A: This really depends on the province, but about $10-15 for wine in Ontario and around the same for a pack of cigarettes.


Q: Do you have any tips for future expats when it comes to opening a bank account in Canada?

A: Five large banks dominate the industry: the Bank of Montreal (BMO), the Bank of Nova Scotia (Scotiabank), the Canadian Imperial Bank of Commerce (CIBC), the Royal Bank of Canada (RBC), and Toronto-Dominion Bank (TD). 

Overall, the banking system is efficient, reliable and accessible to newcomers—most banks even have bilingual employees (English/French + Punjabi, Spanish, Mandarin, etc.) who make it easier for immigrants to get service in their mother tongue. 

You may not be able to get a credit card right away if you don’t have a credit history (start building it as soon as you can!) but opening a simple checking account should be easy.


Q: How will you describe your experience with government paperwork such as applications for Visa and work permits? Why is that so?

A: I find dealing with the Government of Canada is easy and straightforward. Processes are fairly transparent and t heinformation is almost always available online. 

The immigration process is longer and harder than when I applied, almost 15 years ago. However, if you do meet the requirements and provide a complete application, you will be treated fairly—although it may take months or even years to get permanent residence status.


Q: Would you say that healthcare in Canada is reliable? Any preferred clinics or advice for expats?

A: I have a love-and-hate relationship with the Canadian healthcare system. 

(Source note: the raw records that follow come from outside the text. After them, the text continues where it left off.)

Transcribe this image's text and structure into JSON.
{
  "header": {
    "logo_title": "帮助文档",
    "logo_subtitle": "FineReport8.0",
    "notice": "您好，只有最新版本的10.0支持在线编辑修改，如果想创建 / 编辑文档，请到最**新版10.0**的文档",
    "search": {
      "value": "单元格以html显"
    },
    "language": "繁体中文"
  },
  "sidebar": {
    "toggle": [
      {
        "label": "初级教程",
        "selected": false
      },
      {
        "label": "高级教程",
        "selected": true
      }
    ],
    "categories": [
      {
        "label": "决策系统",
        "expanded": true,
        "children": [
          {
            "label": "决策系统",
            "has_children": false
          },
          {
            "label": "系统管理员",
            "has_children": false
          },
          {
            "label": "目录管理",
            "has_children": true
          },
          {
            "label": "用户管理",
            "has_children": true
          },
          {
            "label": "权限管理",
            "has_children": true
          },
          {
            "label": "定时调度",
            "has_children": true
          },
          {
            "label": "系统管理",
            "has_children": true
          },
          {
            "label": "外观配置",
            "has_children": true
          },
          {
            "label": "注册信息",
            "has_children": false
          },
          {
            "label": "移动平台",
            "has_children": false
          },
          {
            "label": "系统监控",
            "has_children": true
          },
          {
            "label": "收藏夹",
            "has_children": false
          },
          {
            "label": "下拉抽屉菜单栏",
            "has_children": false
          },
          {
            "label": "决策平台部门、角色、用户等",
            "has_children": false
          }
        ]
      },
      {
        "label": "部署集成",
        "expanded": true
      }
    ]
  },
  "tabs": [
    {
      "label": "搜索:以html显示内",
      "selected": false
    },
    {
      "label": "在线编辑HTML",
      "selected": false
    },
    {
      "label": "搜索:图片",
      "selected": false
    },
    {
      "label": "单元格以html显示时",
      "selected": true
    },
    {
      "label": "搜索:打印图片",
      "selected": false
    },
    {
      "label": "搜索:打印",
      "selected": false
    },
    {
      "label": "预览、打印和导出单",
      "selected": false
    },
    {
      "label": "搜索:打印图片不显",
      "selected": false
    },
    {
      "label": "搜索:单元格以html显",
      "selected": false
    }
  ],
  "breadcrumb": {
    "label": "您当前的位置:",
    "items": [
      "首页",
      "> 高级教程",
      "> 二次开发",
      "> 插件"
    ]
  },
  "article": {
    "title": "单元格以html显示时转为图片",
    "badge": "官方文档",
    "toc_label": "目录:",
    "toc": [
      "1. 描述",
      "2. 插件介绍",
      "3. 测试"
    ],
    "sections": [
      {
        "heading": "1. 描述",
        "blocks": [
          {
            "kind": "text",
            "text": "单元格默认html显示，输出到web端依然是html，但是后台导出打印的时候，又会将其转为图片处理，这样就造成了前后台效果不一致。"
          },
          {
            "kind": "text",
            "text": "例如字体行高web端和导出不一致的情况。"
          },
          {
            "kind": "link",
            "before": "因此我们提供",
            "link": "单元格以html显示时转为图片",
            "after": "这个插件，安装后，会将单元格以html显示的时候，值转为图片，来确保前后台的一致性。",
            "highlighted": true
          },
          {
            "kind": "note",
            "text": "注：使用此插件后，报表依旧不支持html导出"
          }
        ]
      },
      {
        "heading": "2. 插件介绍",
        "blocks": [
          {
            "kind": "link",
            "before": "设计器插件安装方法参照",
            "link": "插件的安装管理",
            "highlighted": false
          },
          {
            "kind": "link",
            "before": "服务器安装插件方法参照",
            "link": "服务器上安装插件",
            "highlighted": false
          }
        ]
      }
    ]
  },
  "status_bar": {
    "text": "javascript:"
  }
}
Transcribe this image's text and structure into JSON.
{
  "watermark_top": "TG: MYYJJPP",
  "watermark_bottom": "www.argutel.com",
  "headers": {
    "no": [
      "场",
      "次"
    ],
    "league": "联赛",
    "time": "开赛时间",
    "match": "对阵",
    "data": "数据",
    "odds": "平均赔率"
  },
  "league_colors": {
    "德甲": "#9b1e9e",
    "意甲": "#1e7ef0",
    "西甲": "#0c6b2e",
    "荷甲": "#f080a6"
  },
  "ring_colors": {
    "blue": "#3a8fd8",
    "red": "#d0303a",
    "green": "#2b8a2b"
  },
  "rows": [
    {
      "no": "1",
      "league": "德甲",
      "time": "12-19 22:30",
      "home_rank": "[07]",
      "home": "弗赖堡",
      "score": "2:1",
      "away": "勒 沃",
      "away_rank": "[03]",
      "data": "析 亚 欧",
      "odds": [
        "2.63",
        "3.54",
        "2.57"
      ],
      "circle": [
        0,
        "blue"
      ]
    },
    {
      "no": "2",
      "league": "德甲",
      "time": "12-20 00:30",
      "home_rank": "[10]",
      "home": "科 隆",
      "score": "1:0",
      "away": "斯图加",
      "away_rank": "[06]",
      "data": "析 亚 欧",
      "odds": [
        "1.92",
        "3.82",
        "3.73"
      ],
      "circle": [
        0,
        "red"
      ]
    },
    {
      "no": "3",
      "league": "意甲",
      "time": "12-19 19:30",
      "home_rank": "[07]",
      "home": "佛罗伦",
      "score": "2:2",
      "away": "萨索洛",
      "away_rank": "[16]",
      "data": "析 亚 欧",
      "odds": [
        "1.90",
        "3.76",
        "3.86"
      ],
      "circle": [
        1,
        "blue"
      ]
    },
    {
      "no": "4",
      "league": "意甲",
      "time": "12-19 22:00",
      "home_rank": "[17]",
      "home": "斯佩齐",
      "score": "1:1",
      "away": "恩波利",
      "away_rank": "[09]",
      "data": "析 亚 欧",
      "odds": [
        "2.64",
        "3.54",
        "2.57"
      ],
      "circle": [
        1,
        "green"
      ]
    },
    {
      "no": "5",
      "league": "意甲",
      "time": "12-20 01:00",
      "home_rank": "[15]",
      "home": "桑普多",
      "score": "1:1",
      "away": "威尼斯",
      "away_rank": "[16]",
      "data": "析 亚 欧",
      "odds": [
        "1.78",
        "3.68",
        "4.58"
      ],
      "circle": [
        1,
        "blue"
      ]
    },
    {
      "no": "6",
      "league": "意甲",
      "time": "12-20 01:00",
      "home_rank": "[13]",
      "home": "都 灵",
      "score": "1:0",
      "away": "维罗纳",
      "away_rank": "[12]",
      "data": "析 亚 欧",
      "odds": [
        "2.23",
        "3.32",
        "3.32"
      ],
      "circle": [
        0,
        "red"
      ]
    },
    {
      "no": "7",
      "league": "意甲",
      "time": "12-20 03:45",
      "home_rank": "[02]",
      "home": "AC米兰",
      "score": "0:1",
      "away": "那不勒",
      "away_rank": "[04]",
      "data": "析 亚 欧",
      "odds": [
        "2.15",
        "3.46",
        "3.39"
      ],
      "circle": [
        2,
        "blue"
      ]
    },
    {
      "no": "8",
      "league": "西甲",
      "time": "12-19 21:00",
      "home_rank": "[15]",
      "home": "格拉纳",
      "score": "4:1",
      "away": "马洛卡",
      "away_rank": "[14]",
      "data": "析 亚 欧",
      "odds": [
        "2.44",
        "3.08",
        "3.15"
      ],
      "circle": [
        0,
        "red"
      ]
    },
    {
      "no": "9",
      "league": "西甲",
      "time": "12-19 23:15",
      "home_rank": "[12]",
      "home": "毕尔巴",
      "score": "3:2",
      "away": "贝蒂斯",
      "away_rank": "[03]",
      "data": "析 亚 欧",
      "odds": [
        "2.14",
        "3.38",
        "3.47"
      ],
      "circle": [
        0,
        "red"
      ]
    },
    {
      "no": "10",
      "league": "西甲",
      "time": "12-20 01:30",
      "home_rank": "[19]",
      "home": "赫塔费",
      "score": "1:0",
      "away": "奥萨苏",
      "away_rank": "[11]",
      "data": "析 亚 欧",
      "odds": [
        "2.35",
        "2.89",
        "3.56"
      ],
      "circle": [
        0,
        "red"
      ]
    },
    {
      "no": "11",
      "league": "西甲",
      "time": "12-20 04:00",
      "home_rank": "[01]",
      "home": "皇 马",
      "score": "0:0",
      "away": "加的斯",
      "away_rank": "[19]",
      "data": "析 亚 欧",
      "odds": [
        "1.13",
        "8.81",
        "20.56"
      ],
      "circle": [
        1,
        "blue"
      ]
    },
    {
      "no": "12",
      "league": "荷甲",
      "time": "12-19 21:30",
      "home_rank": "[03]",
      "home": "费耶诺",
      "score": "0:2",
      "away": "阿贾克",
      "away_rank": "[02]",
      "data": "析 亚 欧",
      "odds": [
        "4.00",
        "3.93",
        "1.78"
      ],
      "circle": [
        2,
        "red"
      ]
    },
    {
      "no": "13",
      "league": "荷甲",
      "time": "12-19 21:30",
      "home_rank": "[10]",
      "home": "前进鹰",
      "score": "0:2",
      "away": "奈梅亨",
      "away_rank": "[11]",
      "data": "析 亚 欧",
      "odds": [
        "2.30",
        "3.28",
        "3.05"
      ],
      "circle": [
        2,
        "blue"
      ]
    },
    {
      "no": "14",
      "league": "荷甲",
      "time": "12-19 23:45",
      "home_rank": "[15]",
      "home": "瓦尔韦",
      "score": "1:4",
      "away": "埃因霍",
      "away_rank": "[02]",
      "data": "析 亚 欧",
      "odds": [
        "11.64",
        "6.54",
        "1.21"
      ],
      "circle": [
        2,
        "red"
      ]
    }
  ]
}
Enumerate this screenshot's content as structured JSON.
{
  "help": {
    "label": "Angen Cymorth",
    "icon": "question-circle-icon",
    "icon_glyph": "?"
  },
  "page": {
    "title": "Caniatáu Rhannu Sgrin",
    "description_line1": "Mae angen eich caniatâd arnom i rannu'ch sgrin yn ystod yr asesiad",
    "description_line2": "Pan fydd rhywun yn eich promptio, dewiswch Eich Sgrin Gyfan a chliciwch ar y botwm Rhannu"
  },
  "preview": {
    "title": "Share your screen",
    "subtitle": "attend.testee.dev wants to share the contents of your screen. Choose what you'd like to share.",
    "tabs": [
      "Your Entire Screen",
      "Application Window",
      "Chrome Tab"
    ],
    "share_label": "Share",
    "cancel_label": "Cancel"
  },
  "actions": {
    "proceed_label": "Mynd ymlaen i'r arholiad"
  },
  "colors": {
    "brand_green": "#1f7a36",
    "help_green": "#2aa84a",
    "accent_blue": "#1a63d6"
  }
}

On one hand, I’m grateful for the single-payer healthcare system where most of my needs are covered by OHIP, the provincial insurance plan. For instance, I didn’t pay a cent out of pocket for pre- and post-natal care when I had my son. Generally speaking, I trust the system and the quality of care are good. 

However, we don’t have enough general practitioners and the walk-in-clinic system is awful. It’s hard to get a prescription for antibiotics (sometimes, you do need them!) and it’s hard to be listened to as a patient. 

I wrote a short guide about walk-in clinics: http://correresmidestino.com/walk-in-clinic-how-to/


Q: Did you secure a health insurance in France or Canada?  What should be the essentials in the coverage for expats, in your opinion?

A: I bought health insurance coverage for a year when I had a temporary work visa, before becoming a landed immigrant. I used the STA Travel insurance, which was great.


Q: What was the most memorable about the packing and moving process to Canada? Which was the mover you chose and how was your experience with them?

A: I came with a backpack that’s it! Unlike many expats, I never officially moved to Canada. I just came… and stayed!


Q: What is the biggest challenge that you have faced as a new expat?

A: Oh boy, where do I start… I didn’t speak much English, I didn’t know Canadian culture at all and I was taking my first steps into adulthood—did anyone say, “recipe for disaster”? 

Some months, years, were frustrating but overall, my experience has been positive.


Q: What do you think are the positive and negative sides of living in Canada?

A: Negative? Winter! Even if you enjoy cold weather, be prepared for months of cold, snow, slush and various “special weather statement in effect.” 

The positive sides of Canada will depend on your expectations. Overall, I find Canada is an easy country to live in. People are nice, it’s a very steady place, pretty safe by world standards, and we are a good mix of American and European cultures.


Q: Do you have plans to move to a different country or back home in the future?

A: I have no idea. I don’t think I’ll try to get a third citizenship, though, two passports are enough for me!


Q: What tips will you give to expats living in the country?

A: Don’t forget that your mother tongue (if it’s not English/French!) is a skill an employer may be interested in. Don’t hide your international background—it’s an asset!


Q: Do you have favourite websites or blogs about Canada?

A: I’ll offer mine, a window on life in Canada: http://correresmidestino.com